McIngvale defendants proclaim innocence

J.B. McKathan and Bob Baffert, two of the defendants in a lawsuit filed by Thoroughbred owner Jim McIngvale alleging secret commissions at horse sales, said Monday in Lexington, Ky., that they had done nothing wrong in their dealings with McIngvale.

McKathan, who was named as a defendant along with his brother, Kevin, said he could not comment further on the suit, which was filed last week in United States District Court in Galveston, Texas. McIngvale alleged in the lawsuit that a company affiliated with the McKathans received an undisclosed commission on a horse McIngvale purchased in 2003 while the two brothers were acting as McIngvale's advisors.

"I really can't talk about the suit, but I can say that we've done nothing wrong," J.B. McKathan said while attending the Keeneland September yearling sale.

The horse named in the lawsuit, a 2-year-old named Work, was bought by McIngvale for $950,000. The suit included a copy of a check that the consignor of the horse, Murray Smith, wrote to Our Team, LLC, the McKathanses' company, for $95,000.

Although Baffert was named in the lawsuit, no specific allegation was lodged against the trainer, who is based in Southern California and has a longstanding relationship with the McKathans. Baffert said on Monday that he had not yet read the complaint.

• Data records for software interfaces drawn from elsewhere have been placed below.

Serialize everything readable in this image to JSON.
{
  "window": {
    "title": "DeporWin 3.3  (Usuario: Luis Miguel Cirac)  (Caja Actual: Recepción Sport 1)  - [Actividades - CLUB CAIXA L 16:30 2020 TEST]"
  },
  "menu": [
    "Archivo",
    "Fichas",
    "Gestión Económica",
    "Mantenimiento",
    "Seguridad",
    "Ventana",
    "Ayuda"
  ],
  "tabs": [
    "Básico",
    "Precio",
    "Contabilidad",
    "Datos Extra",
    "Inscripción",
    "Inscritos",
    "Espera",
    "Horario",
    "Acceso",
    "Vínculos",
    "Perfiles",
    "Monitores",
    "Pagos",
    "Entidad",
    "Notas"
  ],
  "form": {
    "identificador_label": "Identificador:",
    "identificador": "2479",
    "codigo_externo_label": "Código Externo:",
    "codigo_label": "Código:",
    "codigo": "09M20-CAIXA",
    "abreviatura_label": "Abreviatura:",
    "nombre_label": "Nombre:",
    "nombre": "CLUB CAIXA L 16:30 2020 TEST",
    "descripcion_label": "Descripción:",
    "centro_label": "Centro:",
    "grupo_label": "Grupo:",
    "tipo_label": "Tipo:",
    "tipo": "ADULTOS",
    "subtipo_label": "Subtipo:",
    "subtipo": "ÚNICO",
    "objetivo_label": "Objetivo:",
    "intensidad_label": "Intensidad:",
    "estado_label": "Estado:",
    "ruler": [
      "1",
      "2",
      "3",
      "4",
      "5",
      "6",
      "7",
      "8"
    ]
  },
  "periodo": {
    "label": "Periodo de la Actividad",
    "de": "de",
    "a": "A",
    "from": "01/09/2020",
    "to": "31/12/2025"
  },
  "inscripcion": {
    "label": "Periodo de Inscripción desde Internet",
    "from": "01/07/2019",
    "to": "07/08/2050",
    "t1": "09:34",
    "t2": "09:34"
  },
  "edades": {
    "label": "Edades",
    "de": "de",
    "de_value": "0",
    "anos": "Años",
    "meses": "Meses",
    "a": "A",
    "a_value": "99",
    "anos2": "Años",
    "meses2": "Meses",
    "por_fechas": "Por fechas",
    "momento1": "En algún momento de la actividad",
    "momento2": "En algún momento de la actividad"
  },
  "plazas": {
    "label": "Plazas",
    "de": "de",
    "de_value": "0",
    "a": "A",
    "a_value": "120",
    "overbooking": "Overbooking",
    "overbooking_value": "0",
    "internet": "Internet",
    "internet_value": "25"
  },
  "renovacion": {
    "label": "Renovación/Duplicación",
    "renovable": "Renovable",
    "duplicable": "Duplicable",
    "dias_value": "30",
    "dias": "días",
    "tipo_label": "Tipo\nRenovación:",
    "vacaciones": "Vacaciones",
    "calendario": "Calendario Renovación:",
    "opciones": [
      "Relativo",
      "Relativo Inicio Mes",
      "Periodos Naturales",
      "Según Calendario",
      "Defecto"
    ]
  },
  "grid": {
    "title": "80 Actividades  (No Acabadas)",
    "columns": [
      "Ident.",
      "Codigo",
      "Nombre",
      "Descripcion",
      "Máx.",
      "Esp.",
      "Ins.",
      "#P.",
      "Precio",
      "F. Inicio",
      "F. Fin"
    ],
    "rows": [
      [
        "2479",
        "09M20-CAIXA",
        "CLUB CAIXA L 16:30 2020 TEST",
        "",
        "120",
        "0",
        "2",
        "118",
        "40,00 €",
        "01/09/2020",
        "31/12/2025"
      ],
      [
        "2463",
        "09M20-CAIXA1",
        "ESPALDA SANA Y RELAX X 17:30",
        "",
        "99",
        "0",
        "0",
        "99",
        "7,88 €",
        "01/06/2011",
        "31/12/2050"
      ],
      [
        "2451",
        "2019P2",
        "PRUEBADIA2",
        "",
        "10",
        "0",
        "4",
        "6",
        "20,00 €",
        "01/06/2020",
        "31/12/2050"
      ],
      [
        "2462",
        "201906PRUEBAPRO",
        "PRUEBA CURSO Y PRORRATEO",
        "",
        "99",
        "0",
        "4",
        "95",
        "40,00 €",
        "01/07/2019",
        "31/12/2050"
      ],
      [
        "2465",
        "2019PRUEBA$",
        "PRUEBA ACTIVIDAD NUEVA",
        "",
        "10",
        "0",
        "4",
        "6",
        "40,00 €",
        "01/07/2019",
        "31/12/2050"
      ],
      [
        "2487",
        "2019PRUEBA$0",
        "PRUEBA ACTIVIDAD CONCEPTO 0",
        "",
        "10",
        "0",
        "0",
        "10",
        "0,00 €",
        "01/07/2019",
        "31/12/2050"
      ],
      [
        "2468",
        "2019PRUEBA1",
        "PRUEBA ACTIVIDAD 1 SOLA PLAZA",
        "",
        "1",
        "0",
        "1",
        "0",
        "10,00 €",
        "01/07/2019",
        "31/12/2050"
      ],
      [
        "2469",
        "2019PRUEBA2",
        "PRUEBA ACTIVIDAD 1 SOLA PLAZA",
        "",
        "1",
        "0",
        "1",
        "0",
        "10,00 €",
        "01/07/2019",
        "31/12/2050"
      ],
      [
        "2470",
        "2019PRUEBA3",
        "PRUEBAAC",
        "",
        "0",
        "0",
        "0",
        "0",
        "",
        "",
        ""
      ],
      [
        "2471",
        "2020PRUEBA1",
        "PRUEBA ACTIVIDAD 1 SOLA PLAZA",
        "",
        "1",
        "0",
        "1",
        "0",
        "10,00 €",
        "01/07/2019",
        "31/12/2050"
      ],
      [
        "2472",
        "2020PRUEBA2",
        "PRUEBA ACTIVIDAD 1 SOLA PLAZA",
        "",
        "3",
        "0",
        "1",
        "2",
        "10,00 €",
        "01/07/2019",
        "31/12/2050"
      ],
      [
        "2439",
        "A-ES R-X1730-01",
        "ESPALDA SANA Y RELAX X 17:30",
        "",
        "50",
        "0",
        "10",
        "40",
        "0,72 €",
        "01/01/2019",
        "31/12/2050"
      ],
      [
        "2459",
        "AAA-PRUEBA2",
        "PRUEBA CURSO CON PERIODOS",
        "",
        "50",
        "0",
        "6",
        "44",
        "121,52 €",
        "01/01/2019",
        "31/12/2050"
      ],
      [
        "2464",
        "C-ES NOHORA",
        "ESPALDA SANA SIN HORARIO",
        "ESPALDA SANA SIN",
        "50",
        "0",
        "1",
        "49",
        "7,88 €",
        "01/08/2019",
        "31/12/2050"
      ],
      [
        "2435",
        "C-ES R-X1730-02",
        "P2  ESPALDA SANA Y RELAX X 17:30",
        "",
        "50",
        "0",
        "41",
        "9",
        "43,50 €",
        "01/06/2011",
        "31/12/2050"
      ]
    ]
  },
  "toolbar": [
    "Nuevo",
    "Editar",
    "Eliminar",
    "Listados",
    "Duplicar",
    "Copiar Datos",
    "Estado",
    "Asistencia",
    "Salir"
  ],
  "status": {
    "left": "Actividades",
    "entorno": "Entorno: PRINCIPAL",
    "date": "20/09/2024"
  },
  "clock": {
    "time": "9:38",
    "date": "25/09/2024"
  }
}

"We really don't know what part I'm involved in," Baffert said. "I didn't do anything wrong so I'm just waiting to see how it plays out."

- additional reporting by Matt Hegarty